_Exercise aim_
Report, as a single figure, how many lines in the records below include "title".

Records drawn from a dataset

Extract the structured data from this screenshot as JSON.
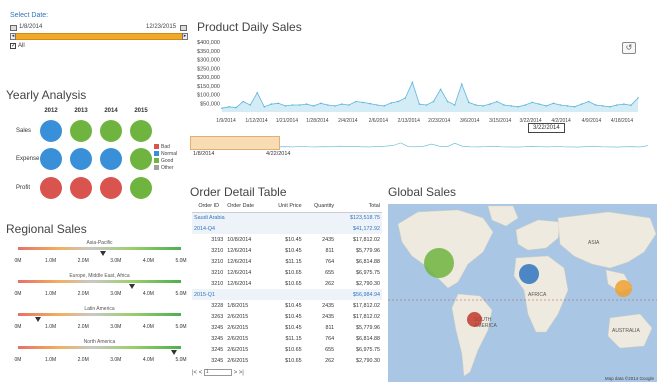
{
  "date_selector": {
    "title": "Select Date:",
    "start": "1/8/2014",
    "end": "12/23/2015",
    "all_label": "All",
    "all_checked": true
  },
  "yearly_analysis": {
    "title": "Yearly Analysis",
    "years": [
      "2012",
      "2013",
      "2014",
      "2015"
    ],
    "rows": [
      {
        "label": "Sales",
        "statuses": [
          "Normal",
          "Good",
          "Good",
          "Good"
        ]
      },
      {
        "label": "Expense",
        "statuses": [
          "Normal",
          "Normal",
          "Normal",
          "Good"
        ]
      },
      {
        "label": "Profit",
        "statuses": [
          "Bad",
          "Bad",
          "Bad",
          "Good"
        ]
      }
    ],
    "legend": [
      {
        "label": "Bad",
        "color": "#d9534f"
      },
      {
        "label": "Normal",
        "color": "#3a8fd9"
      },
      {
        "label": "Good",
        "color": "#6fb43f"
      },
      {
        "label": "Other",
        "color": "#a0a0a0"
      }
    ]
  },
  "regional_sales": {
    "title": "Regional Sales",
    "axis_ticks": [
      "0M",
      "1.0M",
      "2.0M",
      "3.0M",
      "4.0M",
      "5.0M"
    ],
    "regions": [
      {
        "name": "Asia-Pacific",
        "value_m": 2.6
      },
      {
        "name": "Europe, Middle East, Africa",
        "value_m": 3.5
      },
      {
        "name": "Latin America",
        "value_m": 0.6
      },
      {
        "name": "North America",
        "value_m": 4.8
      }
    ]
  },
  "product_daily_sales": {
    "title": "Product Daily Sales",
    "tooltip": "3/22/2014",
    "refresh_icon": "refresh-icon",
    "range_start": "1/8/2014",
    "range_end": "4/22/2014"
  },
  "chart_data": {
    "type": "area",
    "title": "Product Daily Sales",
    "ylim": [
      0,
      400000
    ],
    "y_ticks": [
      "$50,000",
      "$100,000",
      "$150,000",
      "$200,000",
      "$250,000",
      "$300,000",
      "$350,000",
      "$400,000"
    ],
    "x_tick_labels": [
      "1/9/2014",
      "1/12/2014",
      "1/21/2014",
      "1/28/2014",
      "2/4/2014",
      "2/6/2014",
      "2/13/2014",
      "2/23/2014",
      "3/6/2014",
      "3/15/2014",
      "3/22/2014",
      "4/2/2014",
      "4/9/2014",
      "4/18/2014"
    ],
    "values": [
      22000,
      30000,
      25000,
      60000,
      40000,
      110000,
      30000,
      45000,
      50000,
      35000,
      40000,
      40000,
      45000,
      35000,
      50000,
      40000,
      35000,
      45000,
      40000,
      60000,
      55000,
      48000,
      40000,
      35000,
      52000,
      60000,
      80000,
      170000,
      45000,
      40000,
      60000,
      130000,
      60000,
      40000,
      160000,
      55000,
      40000,
      35000,
      45000,
      60000,
      40000,
      35000,
      30000,
      40000,
      55000,
      45000,
      35000,
      50000,
      40000,
      35000,
      30000,
      45000,
      60000,
      40000,
      35000,
      30000,
      40000,
      45000,
      38000,
      80000
    ],
    "grid": false
  },
  "order_table": {
    "title": "Order Detail Table",
    "columns": [
      "Order ID",
      "Order Date",
      "Unit Price",
      "Quantity",
      "Total"
    ],
    "groups": [
      {
        "name": "Saudi Arabia",
        "total": "$123,518.75",
        "header_only": true
      },
      {
        "name": "2014-Q4",
        "total": "$41,172.92",
        "rows": [
          [
            "3193",
            "10/8/2014",
            "$10.45",
            "2435",
            "$17,812.02"
          ],
          [
            "3210",
            "12/6/2014",
            "$10.45",
            "811",
            "$5,779.96"
          ],
          [
            "3210",
            "12/6/2014",
            "$11.15",
            "764",
            "$6,814.88"
          ],
          [
            "3210",
            "12/6/2014",
            "$10.65",
            "655",
            "$6,975.75"
          ],
          [
            "3210",
            "12/6/2014",
            "$10.65",
            "262",
            "$2,790.30"
          ]
        ]
      },
      {
        "name": "2015-Q1",
        "total": "$56,984.94",
        "rows": [
          [
            "3228",
            "1/8/2015",
            "$10.45",
            "2435",
            "$17,812.02"
          ],
          [
            "3263",
            "2/6/2015",
            "$10.45",
            "2435",
            "$17,812.02"
          ],
          [
            "3245",
            "2/6/2015",
            "$10.45",
            "811",
            "$5,779.96"
          ],
          [
            "3245",
            "2/6/2015",
            "$11.15",
            "764",
            "$6,814.88"
          ],
          [
            "3245",
            "2/6/2015",
            "$10.65",
            "655",
            "$6,975.75"
          ],
          [
            "3245",
            "2/6/2015",
            "$10.65",
            "262",
            "$2,790.30"
          ]
        ]
      }
    ],
    "pager_value": "1"
  },
  "global_sales": {
    "title": "Global Sales",
    "map_labels": [
      "ASIA",
      "AFRICA",
      "SOUTH AMERICA",
      "AUSTRALIA"
    ],
    "footer": "Map data ©2014 Google",
    "bubble_colors": [
      "#6fb43f",
      "#2f74c0",
      "#f0a030",
      "#c0392b"
    ]
  }
}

_Written reply_
7